Exercise description: Lift every line from the entries that includes the word "glyph".

Listed entries:
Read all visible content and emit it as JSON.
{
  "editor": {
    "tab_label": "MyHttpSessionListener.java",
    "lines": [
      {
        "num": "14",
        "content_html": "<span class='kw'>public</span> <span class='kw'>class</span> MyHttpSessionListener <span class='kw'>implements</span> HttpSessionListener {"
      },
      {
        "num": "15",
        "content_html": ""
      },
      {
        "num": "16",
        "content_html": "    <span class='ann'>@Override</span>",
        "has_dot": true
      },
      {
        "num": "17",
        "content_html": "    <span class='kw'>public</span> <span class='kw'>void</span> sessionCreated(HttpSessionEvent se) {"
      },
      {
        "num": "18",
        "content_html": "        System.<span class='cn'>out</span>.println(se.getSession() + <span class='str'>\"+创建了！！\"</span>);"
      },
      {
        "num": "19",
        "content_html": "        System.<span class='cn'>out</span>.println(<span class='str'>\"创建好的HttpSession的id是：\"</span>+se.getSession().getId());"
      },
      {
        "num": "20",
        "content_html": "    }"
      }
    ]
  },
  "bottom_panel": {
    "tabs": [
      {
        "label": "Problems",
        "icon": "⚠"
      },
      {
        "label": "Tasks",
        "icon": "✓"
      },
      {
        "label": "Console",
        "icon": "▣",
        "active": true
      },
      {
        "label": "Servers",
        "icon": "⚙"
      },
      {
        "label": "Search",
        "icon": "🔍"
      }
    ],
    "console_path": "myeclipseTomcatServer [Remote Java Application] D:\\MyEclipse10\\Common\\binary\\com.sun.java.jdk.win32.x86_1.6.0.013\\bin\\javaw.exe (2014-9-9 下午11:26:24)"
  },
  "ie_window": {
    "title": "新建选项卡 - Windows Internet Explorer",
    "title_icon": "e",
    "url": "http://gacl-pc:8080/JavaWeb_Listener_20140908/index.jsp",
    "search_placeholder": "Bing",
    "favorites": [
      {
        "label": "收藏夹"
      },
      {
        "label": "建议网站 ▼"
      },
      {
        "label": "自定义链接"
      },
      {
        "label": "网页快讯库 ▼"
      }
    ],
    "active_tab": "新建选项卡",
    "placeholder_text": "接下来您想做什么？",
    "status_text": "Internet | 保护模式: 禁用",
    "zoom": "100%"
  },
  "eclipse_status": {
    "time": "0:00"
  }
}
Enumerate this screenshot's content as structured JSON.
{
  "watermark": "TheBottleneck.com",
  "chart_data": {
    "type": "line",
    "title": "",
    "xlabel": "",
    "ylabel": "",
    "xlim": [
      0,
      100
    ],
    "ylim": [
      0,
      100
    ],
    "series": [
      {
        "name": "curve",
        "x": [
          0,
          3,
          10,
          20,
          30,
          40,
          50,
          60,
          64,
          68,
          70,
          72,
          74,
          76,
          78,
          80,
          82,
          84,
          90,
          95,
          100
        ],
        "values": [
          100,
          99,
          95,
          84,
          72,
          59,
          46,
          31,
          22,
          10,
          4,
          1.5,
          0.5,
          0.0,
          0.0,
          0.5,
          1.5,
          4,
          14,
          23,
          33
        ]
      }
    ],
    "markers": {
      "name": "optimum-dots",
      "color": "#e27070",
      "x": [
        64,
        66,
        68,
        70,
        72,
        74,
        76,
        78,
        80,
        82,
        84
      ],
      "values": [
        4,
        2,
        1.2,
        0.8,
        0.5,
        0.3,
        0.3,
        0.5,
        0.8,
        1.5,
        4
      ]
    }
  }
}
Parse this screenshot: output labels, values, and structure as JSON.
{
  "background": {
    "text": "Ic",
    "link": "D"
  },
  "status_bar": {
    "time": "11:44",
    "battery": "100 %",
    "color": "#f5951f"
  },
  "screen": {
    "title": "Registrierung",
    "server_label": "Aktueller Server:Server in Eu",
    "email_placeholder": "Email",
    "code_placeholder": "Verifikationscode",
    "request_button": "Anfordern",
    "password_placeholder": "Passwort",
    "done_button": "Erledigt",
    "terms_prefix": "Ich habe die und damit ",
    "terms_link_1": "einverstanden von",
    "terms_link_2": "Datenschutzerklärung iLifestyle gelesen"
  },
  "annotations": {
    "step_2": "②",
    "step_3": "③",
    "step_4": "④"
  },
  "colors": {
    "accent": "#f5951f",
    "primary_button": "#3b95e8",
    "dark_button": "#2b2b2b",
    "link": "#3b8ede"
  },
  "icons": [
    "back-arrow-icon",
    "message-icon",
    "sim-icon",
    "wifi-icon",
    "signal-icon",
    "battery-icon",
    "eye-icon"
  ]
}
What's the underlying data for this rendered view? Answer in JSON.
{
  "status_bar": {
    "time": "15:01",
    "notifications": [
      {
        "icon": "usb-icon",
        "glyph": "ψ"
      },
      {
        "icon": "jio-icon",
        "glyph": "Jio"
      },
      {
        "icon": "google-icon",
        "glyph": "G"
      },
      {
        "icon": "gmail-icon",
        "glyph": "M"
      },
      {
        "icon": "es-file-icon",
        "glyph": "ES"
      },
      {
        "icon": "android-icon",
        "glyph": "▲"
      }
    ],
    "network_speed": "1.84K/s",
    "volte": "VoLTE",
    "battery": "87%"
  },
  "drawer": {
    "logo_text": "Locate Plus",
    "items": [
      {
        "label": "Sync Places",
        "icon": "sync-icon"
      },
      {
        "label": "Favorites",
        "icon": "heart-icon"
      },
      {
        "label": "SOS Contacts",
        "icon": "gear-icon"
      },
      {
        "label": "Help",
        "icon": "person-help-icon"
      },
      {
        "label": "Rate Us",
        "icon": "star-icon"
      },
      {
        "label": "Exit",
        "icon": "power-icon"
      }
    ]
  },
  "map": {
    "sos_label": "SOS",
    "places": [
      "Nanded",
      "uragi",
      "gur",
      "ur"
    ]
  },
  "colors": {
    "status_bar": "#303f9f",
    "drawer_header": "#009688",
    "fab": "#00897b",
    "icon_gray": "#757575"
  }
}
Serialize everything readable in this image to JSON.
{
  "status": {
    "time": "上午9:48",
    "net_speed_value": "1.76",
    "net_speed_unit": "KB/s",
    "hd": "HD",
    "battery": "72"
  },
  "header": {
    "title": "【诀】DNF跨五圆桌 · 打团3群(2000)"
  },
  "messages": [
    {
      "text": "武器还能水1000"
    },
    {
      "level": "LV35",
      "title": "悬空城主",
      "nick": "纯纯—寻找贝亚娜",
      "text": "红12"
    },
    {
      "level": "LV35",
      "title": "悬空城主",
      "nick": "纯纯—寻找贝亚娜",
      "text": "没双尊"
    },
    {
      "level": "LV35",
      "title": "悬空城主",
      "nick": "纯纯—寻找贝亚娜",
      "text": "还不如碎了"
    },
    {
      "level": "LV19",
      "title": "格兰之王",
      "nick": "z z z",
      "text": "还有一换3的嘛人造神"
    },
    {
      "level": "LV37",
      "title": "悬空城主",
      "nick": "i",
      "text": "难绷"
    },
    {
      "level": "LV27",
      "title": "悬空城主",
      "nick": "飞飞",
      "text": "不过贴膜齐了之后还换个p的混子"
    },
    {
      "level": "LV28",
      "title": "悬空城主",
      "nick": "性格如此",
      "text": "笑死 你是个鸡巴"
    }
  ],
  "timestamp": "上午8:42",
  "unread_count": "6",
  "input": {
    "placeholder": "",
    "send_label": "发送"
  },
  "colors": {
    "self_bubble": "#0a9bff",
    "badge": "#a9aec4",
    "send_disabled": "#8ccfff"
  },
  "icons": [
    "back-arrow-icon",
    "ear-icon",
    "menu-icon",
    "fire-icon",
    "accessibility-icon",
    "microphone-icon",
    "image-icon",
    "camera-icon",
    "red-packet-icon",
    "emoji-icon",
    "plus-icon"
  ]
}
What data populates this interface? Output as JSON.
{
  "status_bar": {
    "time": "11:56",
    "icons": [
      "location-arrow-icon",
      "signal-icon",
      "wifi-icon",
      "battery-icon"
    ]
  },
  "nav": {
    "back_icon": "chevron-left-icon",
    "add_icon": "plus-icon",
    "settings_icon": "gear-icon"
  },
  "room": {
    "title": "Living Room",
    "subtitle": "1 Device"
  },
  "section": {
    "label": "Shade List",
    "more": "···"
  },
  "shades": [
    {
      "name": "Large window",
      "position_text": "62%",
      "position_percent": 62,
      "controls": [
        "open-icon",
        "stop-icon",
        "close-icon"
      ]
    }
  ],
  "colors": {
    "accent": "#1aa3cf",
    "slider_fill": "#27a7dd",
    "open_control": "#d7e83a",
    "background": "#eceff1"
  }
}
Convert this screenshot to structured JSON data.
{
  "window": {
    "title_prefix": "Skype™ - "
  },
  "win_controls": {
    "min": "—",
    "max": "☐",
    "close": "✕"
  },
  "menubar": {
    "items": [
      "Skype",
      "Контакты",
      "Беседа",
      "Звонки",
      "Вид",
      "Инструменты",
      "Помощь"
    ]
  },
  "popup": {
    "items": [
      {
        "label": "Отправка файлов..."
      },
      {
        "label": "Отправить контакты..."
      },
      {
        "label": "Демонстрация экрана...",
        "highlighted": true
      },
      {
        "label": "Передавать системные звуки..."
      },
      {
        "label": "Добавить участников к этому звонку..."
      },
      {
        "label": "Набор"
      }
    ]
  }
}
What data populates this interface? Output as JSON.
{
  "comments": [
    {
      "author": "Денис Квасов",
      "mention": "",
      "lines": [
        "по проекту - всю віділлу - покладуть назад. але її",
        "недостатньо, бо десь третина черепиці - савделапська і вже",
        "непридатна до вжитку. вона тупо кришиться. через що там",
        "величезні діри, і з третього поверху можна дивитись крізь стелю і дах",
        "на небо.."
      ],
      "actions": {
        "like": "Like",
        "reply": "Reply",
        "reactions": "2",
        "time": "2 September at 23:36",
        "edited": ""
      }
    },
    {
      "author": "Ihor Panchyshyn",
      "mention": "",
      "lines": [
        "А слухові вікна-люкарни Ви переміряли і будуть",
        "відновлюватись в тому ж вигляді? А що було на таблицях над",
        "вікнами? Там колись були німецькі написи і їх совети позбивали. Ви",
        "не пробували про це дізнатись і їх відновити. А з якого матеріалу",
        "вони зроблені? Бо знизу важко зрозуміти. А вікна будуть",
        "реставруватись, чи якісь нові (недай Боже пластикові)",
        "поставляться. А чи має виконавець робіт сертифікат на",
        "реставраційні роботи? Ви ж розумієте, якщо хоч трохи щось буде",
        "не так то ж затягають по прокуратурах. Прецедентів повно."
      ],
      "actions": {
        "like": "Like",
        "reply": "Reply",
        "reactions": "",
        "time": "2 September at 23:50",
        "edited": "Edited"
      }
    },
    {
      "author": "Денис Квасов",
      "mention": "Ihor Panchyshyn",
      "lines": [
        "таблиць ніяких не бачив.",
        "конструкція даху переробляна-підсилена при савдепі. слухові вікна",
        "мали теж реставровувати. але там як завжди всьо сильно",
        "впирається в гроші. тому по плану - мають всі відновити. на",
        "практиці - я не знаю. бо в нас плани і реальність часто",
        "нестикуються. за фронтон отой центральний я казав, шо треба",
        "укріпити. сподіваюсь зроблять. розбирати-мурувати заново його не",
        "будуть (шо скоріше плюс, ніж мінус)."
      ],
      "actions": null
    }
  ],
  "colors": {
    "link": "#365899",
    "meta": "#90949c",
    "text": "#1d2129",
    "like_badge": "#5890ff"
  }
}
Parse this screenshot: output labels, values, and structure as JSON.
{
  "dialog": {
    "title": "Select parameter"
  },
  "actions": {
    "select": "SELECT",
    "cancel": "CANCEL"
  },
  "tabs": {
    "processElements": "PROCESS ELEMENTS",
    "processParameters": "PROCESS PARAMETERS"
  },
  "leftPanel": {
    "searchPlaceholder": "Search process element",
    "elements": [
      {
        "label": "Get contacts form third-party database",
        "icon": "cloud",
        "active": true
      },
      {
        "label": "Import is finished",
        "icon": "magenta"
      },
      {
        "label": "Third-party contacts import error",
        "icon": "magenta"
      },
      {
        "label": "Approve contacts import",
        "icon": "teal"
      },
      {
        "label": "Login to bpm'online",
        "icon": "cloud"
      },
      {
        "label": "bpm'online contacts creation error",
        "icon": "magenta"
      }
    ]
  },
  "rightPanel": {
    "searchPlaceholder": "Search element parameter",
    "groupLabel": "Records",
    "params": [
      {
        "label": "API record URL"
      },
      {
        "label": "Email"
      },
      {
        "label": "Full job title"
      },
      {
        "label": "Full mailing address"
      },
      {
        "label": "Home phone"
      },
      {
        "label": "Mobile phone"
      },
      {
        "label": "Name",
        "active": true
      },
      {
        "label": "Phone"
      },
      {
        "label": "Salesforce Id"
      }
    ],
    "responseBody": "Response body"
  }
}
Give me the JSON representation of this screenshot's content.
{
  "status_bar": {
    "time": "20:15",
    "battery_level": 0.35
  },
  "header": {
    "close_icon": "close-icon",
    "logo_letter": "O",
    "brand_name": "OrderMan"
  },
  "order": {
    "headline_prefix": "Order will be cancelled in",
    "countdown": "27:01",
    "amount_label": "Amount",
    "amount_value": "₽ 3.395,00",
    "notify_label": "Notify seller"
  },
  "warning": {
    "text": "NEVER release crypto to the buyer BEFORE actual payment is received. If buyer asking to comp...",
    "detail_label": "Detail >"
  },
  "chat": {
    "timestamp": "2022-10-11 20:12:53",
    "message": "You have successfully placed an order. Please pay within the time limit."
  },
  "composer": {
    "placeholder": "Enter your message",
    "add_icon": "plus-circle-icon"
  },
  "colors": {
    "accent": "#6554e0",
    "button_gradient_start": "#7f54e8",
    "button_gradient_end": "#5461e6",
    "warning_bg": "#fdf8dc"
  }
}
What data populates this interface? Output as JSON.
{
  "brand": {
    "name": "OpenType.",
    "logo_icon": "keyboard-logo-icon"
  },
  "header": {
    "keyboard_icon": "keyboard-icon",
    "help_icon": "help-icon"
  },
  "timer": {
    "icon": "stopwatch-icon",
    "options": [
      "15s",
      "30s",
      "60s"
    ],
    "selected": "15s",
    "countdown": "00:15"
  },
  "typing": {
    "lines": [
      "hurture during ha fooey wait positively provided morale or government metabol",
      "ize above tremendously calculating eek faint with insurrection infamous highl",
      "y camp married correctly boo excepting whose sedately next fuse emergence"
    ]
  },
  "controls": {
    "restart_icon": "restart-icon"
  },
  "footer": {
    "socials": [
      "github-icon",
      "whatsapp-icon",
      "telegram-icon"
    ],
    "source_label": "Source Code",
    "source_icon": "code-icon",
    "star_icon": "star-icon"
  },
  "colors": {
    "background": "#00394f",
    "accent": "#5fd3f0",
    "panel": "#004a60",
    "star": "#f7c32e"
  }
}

Written solution:
        "glyph": "ψ"
        "glyph": "Jio"
        "glyph": "G"
        "glyph": "M"
        "glyph": "ES"
        "glyph": "▲"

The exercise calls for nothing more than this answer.